Holes by Louis Sachar: A

From the back cover:
Stanley Yelnats isn’t so surprised when a miscarriage of justice sends him to a juvenile detention center. After all, his family has been plagued with bad luck ever since a one-legged gypsy put a curse on his great-great grandfather. He is told that the hard labor he must perform—digging 5 foot holes in the dried up soil where Green Lake once sat—is meant to build character. But it soon becomes clear to Stanley that the warden is really using the boys to search for something very valuable. The story of the hidden treasure, along with the warden, Stanley’s friend Zero, and the curse on the Yelnats family are all part of a compelling puzzle that has taken generations to unravel.

Harry Potter aside, this was the best children’s fiction I’d read in a long time. I really didn’t know what to expect going into it, but reckoned some sort of adventure would ensue. And ensue it does, but there’s also a multi-layered, cleverly-plotted story that manages to be both touching and surprising. Plus, Sachar manages to condemn racism without being preachy about it.

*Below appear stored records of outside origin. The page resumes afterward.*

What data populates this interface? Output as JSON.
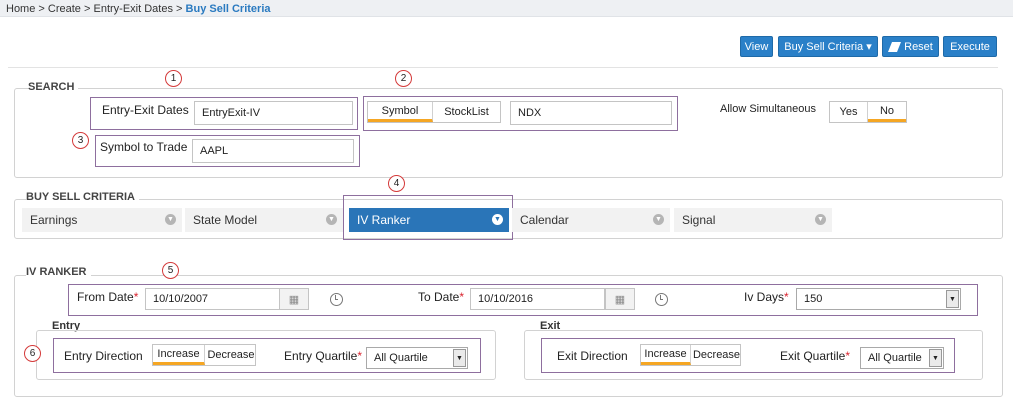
{
  "breadcrumb": {
    "items": [
      "Home",
      "Create",
      "Entry-Exit Dates"
    ],
    "separator": ">",
    "current": "Buy Sell Criteria"
  },
  "toolbar": {
    "view": "View",
    "criteria": "Buy Sell Criteria",
    "criteria_caret": "▾",
    "reset": "Reset",
    "execute": "Execute"
  },
  "search": {
    "legend": "SEARCH",
    "entry_exit_label": "Entry-Exit Dates",
    "entry_exit_value": "EntryExit-IV",
    "symbol_toggle": [
      "Symbol",
      "StockList"
    ],
    "symbol_value": "NDX",
    "allow_label": "Allow Simultaneous",
    "allow_options": [
      "Yes",
      "No"
    ],
    "trade_label": "Symbol to Trade",
    "trade_value": "AAPL"
  },
  "criteria": {
    "legend": "BUY SELL CRITERIA",
    "tabs": [
      "Earnings",
      "State Model",
      "IV Ranker",
      "Calendar",
      "Signal"
    ],
    "active_tab": "IV Ranker"
  },
  "ivranker": {
    "legend": "IV RANKER",
    "from_label": "From Date",
    "from_value": "10/10/2007",
    "to_label": "To Date",
    "to_value": "10/10/2016",
    "ivdays_label": "Iv Days",
    "ivdays_value": "150",
    "required_mark": "*",
    "entry": {
      "title": "Entry",
      "direction_label": "Entry Direction",
      "direction_options": [
        "Increase",
        "Decrease"
      ],
      "quartile_label": "Entry Quartile",
      "quartile_value": "All Quartile"
    },
    "exit": {
      "title": "Exit",
      "direction_label": "Exit Direction",
      "direction_options": [
        "Increase",
        "Decrease"
      ],
      "quartile_label": "Exit Quartile",
      "quartile_value": "All Quartile"
    }
  },
  "markers": [
    "1",
    "2",
    "3",
    "4",
    "5",
    "6"
  ],
  "icons": {
    "calendar": "calendar-icon",
    "clock": "clock-icon",
    "eraser": "eraser-icon",
    "chevron": "chevron-down-icon"
  },
  "colors": {
    "primary": "#2a80c8",
    "active_tab": "#2a75b8",
    "toggle_underline": "#f5a623",
    "annotation": "#8e6f9e",
    "marker": "#d43a3a",
    "required": "#d9232e"
  }
}
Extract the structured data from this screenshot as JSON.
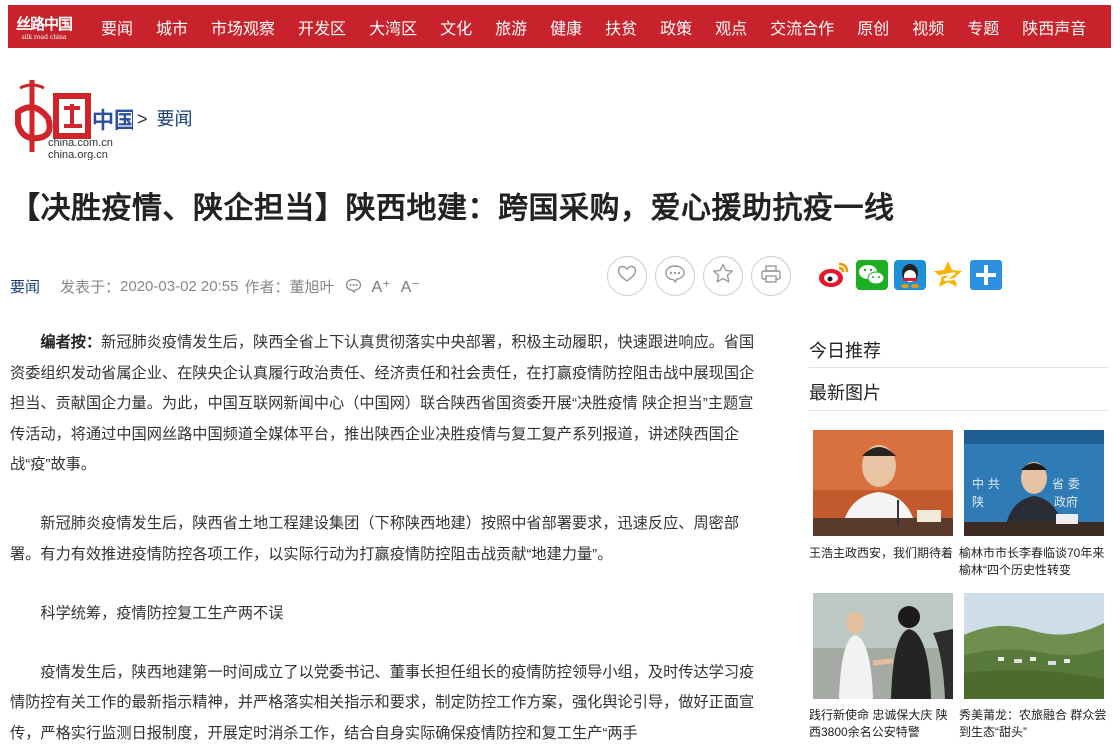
{
  "nav": {
    "logo_text": "丝路中国",
    "logo_sub": "silk road china",
    "items": [
      "要闻",
      "城市",
      "市场观察",
      "开发区",
      "大湾区",
      "文化",
      "旅游",
      "健康",
      "扶贫",
      "政策",
      "观点",
      "交流合作",
      "原创",
      "视频",
      "专题",
      "陕西声音"
    ]
  },
  "site": {
    "logo_main": "中国网",
    "logo_line1": "china.com.cn",
    "logo_line2": "china.org.cn"
  },
  "breadcrumb": {
    "sep": ">",
    "section": "要闻"
  },
  "article": {
    "title": "【决胜疫情、陕企担当】陕西地建：跨国采购，爱心援助抗疫一线",
    "column": "要闻",
    "published_label": "发表于：",
    "published": "2020-03-02 20:55",
    "author_label": "作者：",
    "author": "董旭叶",
    "font_up": "A⁺",
    "font_down": "A⁻",
    "editor_label": "编者按：",
    "editor_note": "新冠肺炎疫情发生后，陕西全省上下认真贯彻落实中央部署，积极主动履职，快速跟进响应。省国资委组织发动省属企业、在陕央企认真履行政治责任、经济责任和社会责任，在打赢疫情防控阻击战中展现国企担当、贡献国企力量。为此，中国互联网新闻中心（中国网）联合陕西省国资委开展“决胜疫情 陕企担当”主题宣传活动，将通过中国网丝路中国频道全媒体平台，推出陕西企业决胜疫情与复工复产系列报道，讲述陕西国企战“疫”故事。",
    "paragraphs": [
      "新冠肺炎疫情发生后，陕西省土地工程建设集团（下称陕西地建）按照中省部署要求，迅速反应、周密部署。有力有效推进疫情防控各项工作，以实际行动为打赢疫情防控阻击战贡献“地建力量”。",
      "科学统筹，疫情防控复工生产两不误",
      "疫情发生后，陕西地建第一时间成立了以党委书记、董事长担任组长的疫情防控领导小组，及时传达学习疫情防控有关工作的最新指示精神，并严格落实相关指示和要求，制定防控工作方案，强化舆论引导，做好正面宣传，严格实行监测日报制度，开展定时消杀工作，结合自身实际确保疫情防控和复工生产“两手"
    ]
  },
  "actions": [
    "like-icon",
    "comment-icon",
    "favorite-icon",
    "print-icon"
  ],
  "share": [
    "weibo-icon",
    "wechat-icon",
    "qq-icon",
    "qzone-icon",
    "more-share-icon"
  ],
  "sidebar": {
    "today_title": "今日推荐",
    "photos_title": "最新图片",
    "photos": [
      {
        "caption": "王浩主政西安，我们期待着"
      },
      {
        "caption": "榆林市市长李春临谈70年来榆林“四个历史性转变"
      },
      {
        "caption": "践行新使命 忠诚保大庆 陕西3800余名公安特警"
      },
      {
        "caption": "秀美莆龙：农旅融合 群众尝到生态“甜头”"
      }
    ]
  },
  "colors": {
    "nav_bg": "#c8232c",
    "link_blue": "#1a3f7a"
  }
}
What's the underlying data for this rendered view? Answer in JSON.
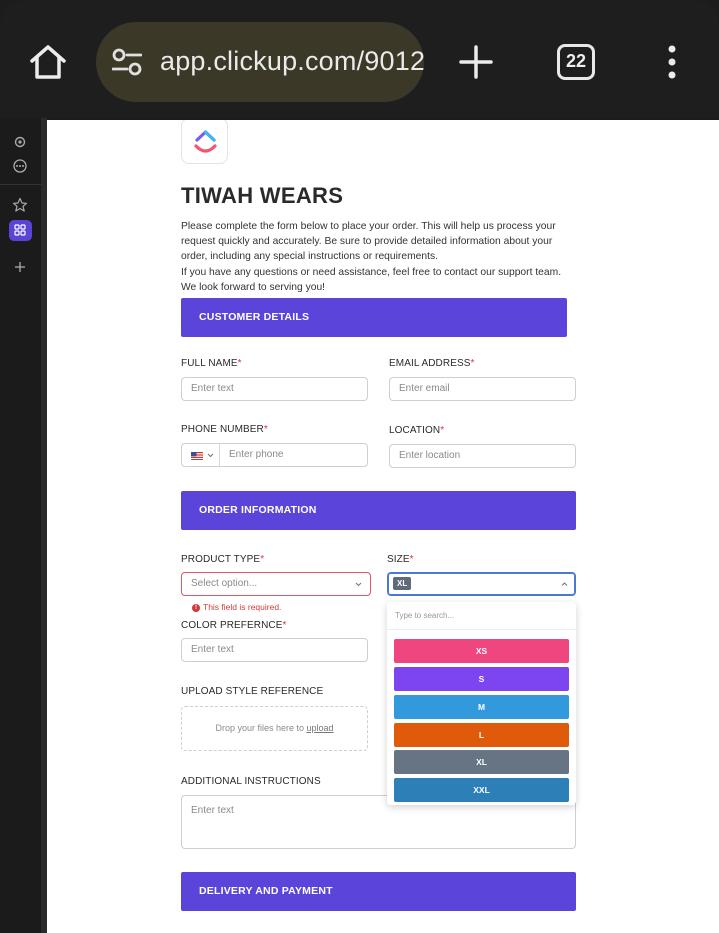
{
  "browser": {
    "url": "app.clickup.com/9012",
    "tab_count": "22"
  },
  "form": {
    "title": "TIWAH WEARS",
    "description": [
      "Please complete the form below to place your order. This will help us process your request quickly and accurately. Be sure to provide detailed information about your order, including any special instructions or requirements.",
      "If you have any questions or need assistance, feel free to contact our support team. We look forward to serving you!"
    ],
    "sections": {
      "customer": "CUSTOMER DETAILS",
      "order": "ORDER INFORMATION",
      "delivery": "DELIVERY AND PAYMENT"
    },
    "required_mark": "*",
    "fields": {
      "full_name": {
        "label": "FULL NAME",
        "placeholder": "Enter text"
      },
      "email": {
        "label": "EMAIL ADDRESS",
        "placeholder": "Enter email"
      },
      "phone": {
        "label": "PHONE NUMBER",
        "placeholder": "Enter phone"
      },
      "location": {
        "label": "LOCATION",
        "placeholder": "Enter location"
      },
      "product_type": {
        "label": "PRODUCT TYPE",
        "placeholder": "Select option...",
        "error": "This field is required."
      },
      "size": {
        "label": "SIZE",
        "selected": "XL",
        "search_placeholder": "Type to search..."
      },
      "color": {
        "label": "COLOR PREFERNCE",
        "placeholder": "Enter text"
      },
      "upload": {
        "label": "UPLOAD STYLE REFERENCE",
        "text": "Drop your files here to ",
        "link": "upload"
      },
      "instructions": {
        "label": "ADDITIONAL INSTRUCTIONS",
        "placeholder": "Enter text"
      }
    },
    "size_options": [
      {
        "label": "XS",
        "color": "#f0467f"
      },
      {
        "label": "S",
        "color": "#7c45f0"
      },
      {
        "label": "M",
        "color": "#3399dd"
      },
      {
        "label": "L",
        "color": "#e05a0c"
      },
      {
        "label": "XL",
        "color": "#667483"
      },
      {
        "label": "XXL",
        "color": "#2d7fb8"
      }
    ]
  },
  "colors": {
    "accent": "#5b44d9",
    "error": "#d23a3a"
  }
}
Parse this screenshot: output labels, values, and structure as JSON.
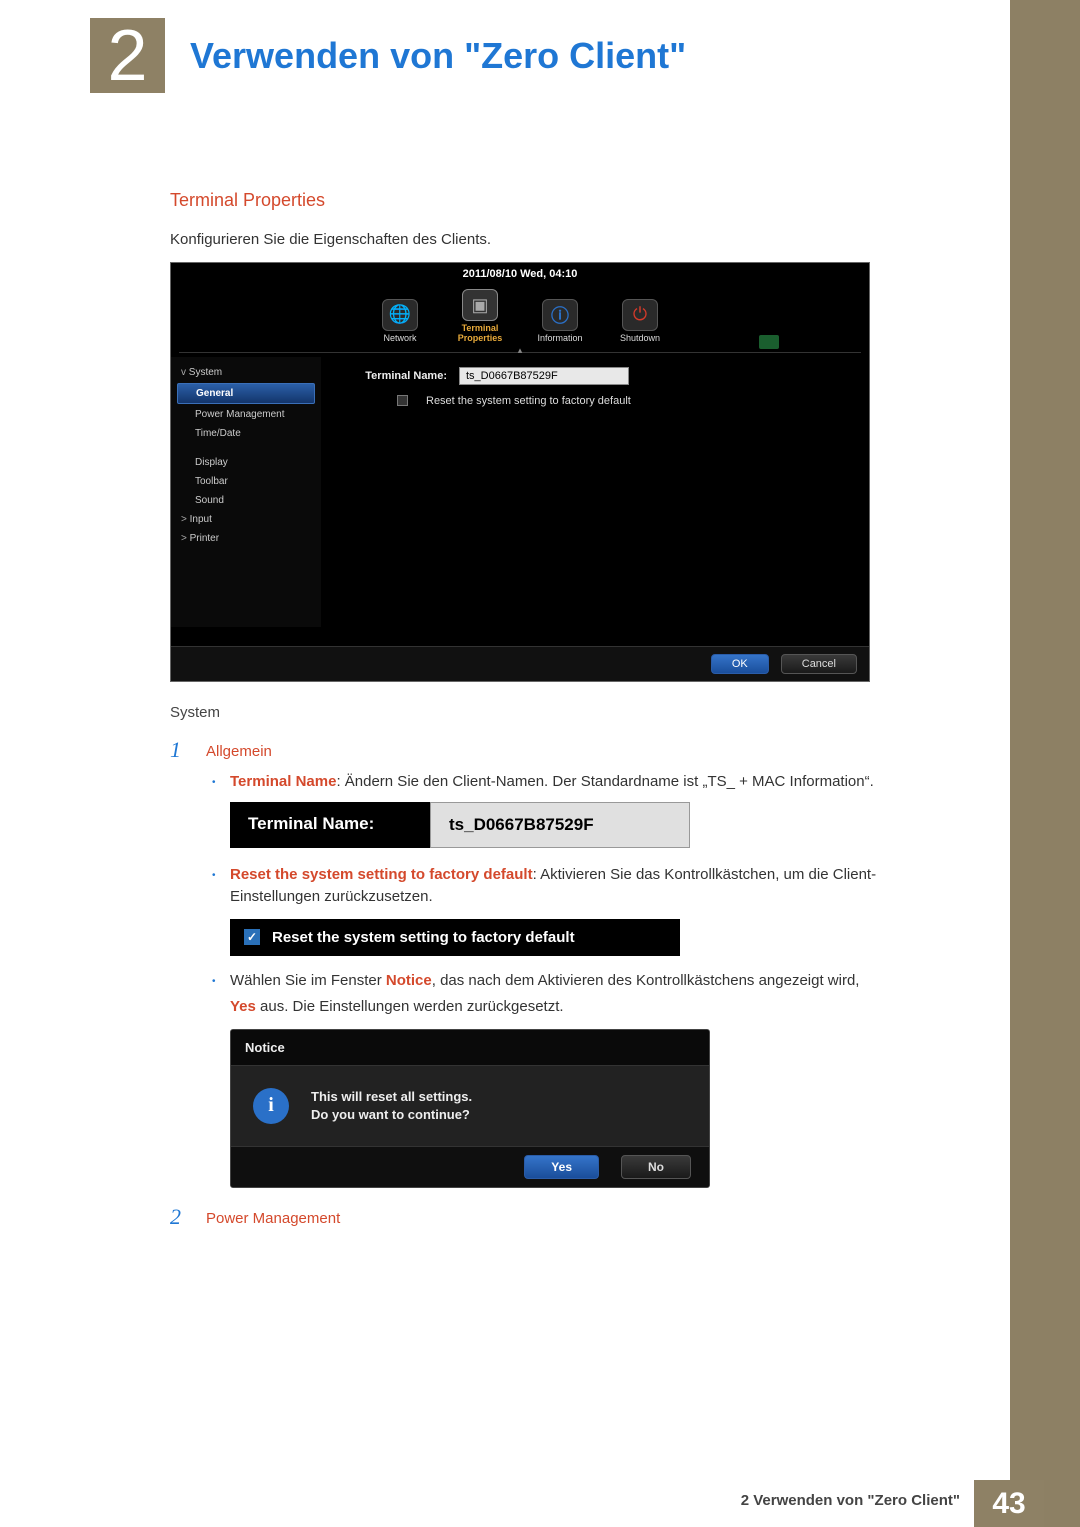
{
  "chapter": {
    "num": "2",
    "title": "Verwenden von \"Zero Client\""
  },
  "section": {
    "title": "Terminal Properties",
    "desc": "Konfigurieren Sie die Eigenschaften des Clients."
  },
  "shot1": {
    "datetime": "2011/08/10 Wed, 04:10",
    "toolbar": [
      {
        "label": "Network",
        "glyph": "🌐"
      },
      {
        "label": "Terminal Properties",
        "glyph": "▣"
      },
      {
        "label": "Information",
        "glyph": "ⓘ"
      },
      {
        "label": "Shutdown",
        "glyph": "⏻"
      }
    ],
    "sidebar": {
      "system": "System",
      "general": "General",
      "pm": "Power Management",
      "td": "Time/Date",
      "display": "Display",
      "toolbar": "Toolbar",
      "sound": "Sound",
      "input": "Input",
      "printer": "Printer"
    },
    "form": {
      "tn_label": "Terminal Name:",
      "tn_value": "ts_D0667B87529F",
      "reset_label": "Reset the system setting to factory default"
    },
    "ok": "OK",
    "cancel": "Cancel"
  },
  "after": {
    "system_hdr": "System",
    "item1": {
      "num": "1",
      "label": "Allgemein",
      "bullet1": {
        "strong": "Terminal Name",
        "rest": ": Ändern Sie den Client-Namen. Der Standardname ist „TS_ + MAC Information“."
      },
      "shot2": {
        "label": "Terminal Name:",
        "value": "ts_D0667B87529F"
      },
      "bullet2": {
        "strong": "Reset the system setting to factory default",
        "rest": ": Aktivieren Sie das Kontrollkästchen, um die Client-Einstellungen zurückzusetzen."
      },
      "shot3": {
        "label": "Reset the system setting to factory default"
      },
      "bullet3": {
        "pre": "Wählen Sie im Fenster ",
        "notice": "Notice",
        "mid": ", das nach dem Aktivieren des Kontrollkästchens angezeigt wird, ",
        "yes": "Yes",
        "post": " aus. Die Einstellungen werden zurückgesetzt."
      },
      "shot4": {
        "title": "Notice",
        "line1": "This will reset all settings.",
        "line2": "Do you want to continue?",
        "yes": "Yes",
        "no": "No"
      }
    },
    "item2": {
      "num": "2",
      "label": "Power Management"
    }
  },
  "footer": {
    "text": "2 Verwenden von \"Zero Client\"",
    "page": "43"
  }
}
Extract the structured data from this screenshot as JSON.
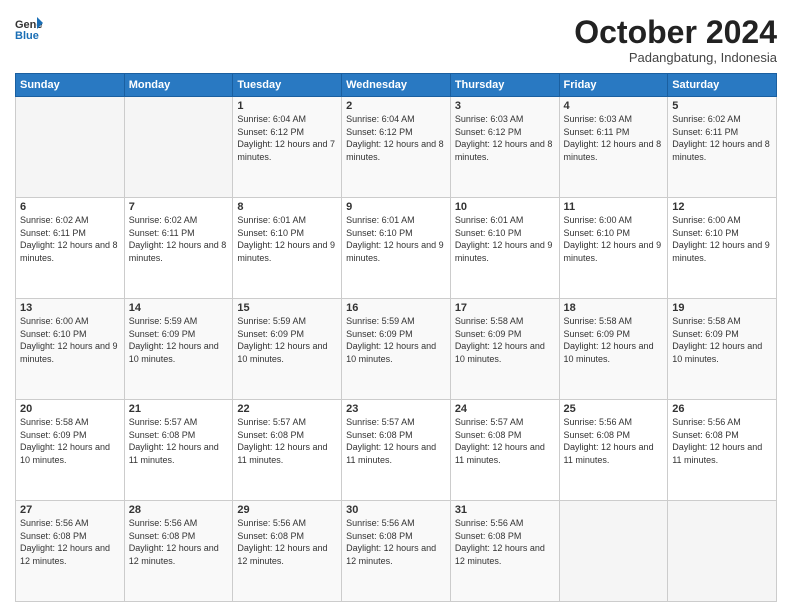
{
  "header": {
    "logo_general": "General",
    "logo_blue": "Blue",
    "month_title": "October 2024",
    "subtitle": "Padangbatung, Indonesia"
  },
  "weekdays": [
    "Sunday",
    "Monday",
    "Tuesday",
    "Wednesday",
    "Thursday",
    "Friday",
    "Saturday"
  ],
  "weeks": [
    [
      {
        "day": "",
        "info": ""
      },
      {
        "day": "",
        "info": ""
      },
      {
        "day": "1",
        "info": "Sunrise: 6:04 AM\nSunset: 6:12 PM\nDaylight: 12 hours and 7 minutes."
      },
      {
        "day": "2",
        "info": "Sunrise: 6:04 AM\nSunset: 6:12 PM\nDaylight: 12 hours and 8 minutes."
      },
      {
        "day": "3",
        "info": "Sunrise: 6:03 AM\nSunset: 6:12 PM\nDaylight: 12 hours and 8 minutes."
      },
      {
        "day": "4",
        "info": "Sunrise: 6:03 AM\nSunset: 6:11 PM\nDaylight: 12 hours and 8 minutes."
      },
      {
        "day": "5",
        "info": "Sunrise: 6:02 AM\nSunset: 6:11 PM\nDaylight: 12 hours and 8 minutes."
      }
    ],
    [
      {
        "day": "6",
        "info": "Sunrise: 6:02 AM\nSunset: 6:11 PM\nDaylight: 12 hours and 8 minutes."
      },
      {
        "day": "7",
        "info": "Sunrise: 6:02 AM\nSunset: 6:11 PM\nDaylight: 12 hours and 8 minutes."
      },
      {
        "day": "8",
        "info": "Sunrise: 6:01 AM\nSunset: 6:10 PM\nDaylight: 12 hours and 9 minutes."
      },
      {
        "day": "9",
        "info": "Sunrise: 6:01 AM\nSunset: 6:10 PM\nDaylight: 12 hours and 9 minutes."
      },
      {
        "day": "10",
        "info": "Sunrise: 6:01 AM\nSunset: 6:10 PM\nDaylight: 12 hours and 9 minutes."
      },
      {
        "day": "11",
        "info": "Sunrise: 6:00 AM\nSunset: 6:10 PM\nDaylight: 12 hours and 9 minutes."
      },
      {
        "day": "12",
        "info": "Sunrise: 6:00 AM\nSunset: 6:10 PM\nDaylight: 12 hours and 9 minutes."
      }
    ],
    [
      {
        "day": "13",
        "info": "Sunrise: 6:00 AM\nSunset: 6:10 PM\nDaylight: 12 hours and 9 minutes."
      },
      {
        "day": "14",
        "info": "Sunrise: 5:59 AM\nSunset: 6:09 PM\nDaylight: 12 hours and 10 minutes."
      },
      {
        "day": "15",
        "info": "Sunrise: 5:59 AM\nSunset: 6:09 PM\nDaylight: 12 hours and 10 minutes."
      },
      {
        "day": "16",
        "info": "Sunrise: 5:59 AM\nSunset: 6:09 PM\nDaylight: 12 hours and 10 minutes."
      },
      {
        "day": "17",
        "info": "Sunrise: 5:58 AM\nSunset: 6:09 PM\nDaylight: 12 hours and 10 minutes."
      },
      {
        "day": "18",
        "info": "Sunrise: 5:58 AM\nSunset: 6:09 PM\nDaylight: 12 hours and 10 minutes."
      },
      {
        "day": "19",
        "info": "Sunrise: 5:58 AM\nSunset: 6:09 PM\nDaylight: 12 hours and 10 minutes."
      }
    ],
    [
      {
        "day": "20",
        "info": "Sunrise: 5:58 AM\nSunset: 6:09 PM\nDaylight: 12 hours and 10 minutes."
      },
      {
        "day": "21",
        "info": "Sunrise: 5:57 AM\nSunset: 6:08 PM\nDaylight: 12 hours and 11 minutes."
      },
      {
        "day": "22",
        "info": "Sunrise: 5:57 AM\nSunset: 6:08 PM\nDaylight: 12 hours and 11 minutes."
      },
      {
        "day": "23",
        "info": "Sunrise: 5:57 AM\nSunset: 6:08 PM\nDaylight: 12 hours and 11 minutes."
      },
      {
        "day": "24",
        "info": "Sunrise: 5:57 AM\nSunset: 6:08 PM\nDaylight: 12 hours and 11 minutes."
      },
      {
        "day": "25",
        "info": "Sunrise: 5:56 AM\nSunset: 6:08 PM\nDaylight: 12 hours and 11 minutes."
      },
      {
        "day": "26",
        "info": "Sunrise: 5:56 AM\nSunset: 6:08 PM\nDaylight: 12 hours and 11 minutes."
      }
    ],
    [
      {
        "day": "27",
        "info": "Sunrise: 5:56 AM\nSunset: 6:08 PM\nDaylight: 12 hours and 12 minutes."
      },
      {
        "day": "28",
        "info": "Sunrise: 5:56 AM\nSunset: 6:08 PM\nDaylight: 12 hours and 12 minutes."
      },
      {
        "day": "29",
        "info": "Sunrise: 5:56 AM\nSunset: 6:08 PM\nDaylight: 12 hours and 12 minutes."
      },
      {
        "day": "30",
        "info": "Sunrise: 5:56 AM\nSunset: 6:08 PM\nDaylight: 12 hours and 12 minutes."
      },
      {
        "day": "31",
        "info": "Sunrise: 5:56 AM\nSunset: 6:08 PM\nDaylight: 12 hours and 12 minutes."
      },
      {
        "day": "",
        "info": ""
      },
      {
        "day": "",
        "info": ""
      }
    ]
  ]
}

The fact that the story wasn’t predictable was a big plus. I was actually genuinely surprised on several occasions, and also had a few “ohhhhh” moments when things were explained after the fact (like why some carnivorous lizards didn’t seem to find Stanley and Zero too appetizing). And though one kind of does expect Stanley to break the family curse, the way that he manages to do it makes such perfect narrative sense that it doesn’t seem lame.

There’s a sequel to Holes that focuses on another of the boys from the camp. I find that I am relieved that it leaves Stanley and Zero’s story alone, since it ended in such a satisfactory place that to return there could only muck things up.

Did you enjoy this article? Consider supporting us.


  1. […] Haunted was a bit of a disappointment after the previous installment, Darkest Hour, was so good. Not a lot happens, really. Paul shows up at Suze’s school and throws her into […]

  2. […] plot threads that wind up stitching together in a way that’s both surprising and perfect. Holes by Louis Sachar is the best example of this that I can think of, but Zita the Spacegirl does an […]

Speak Your Mind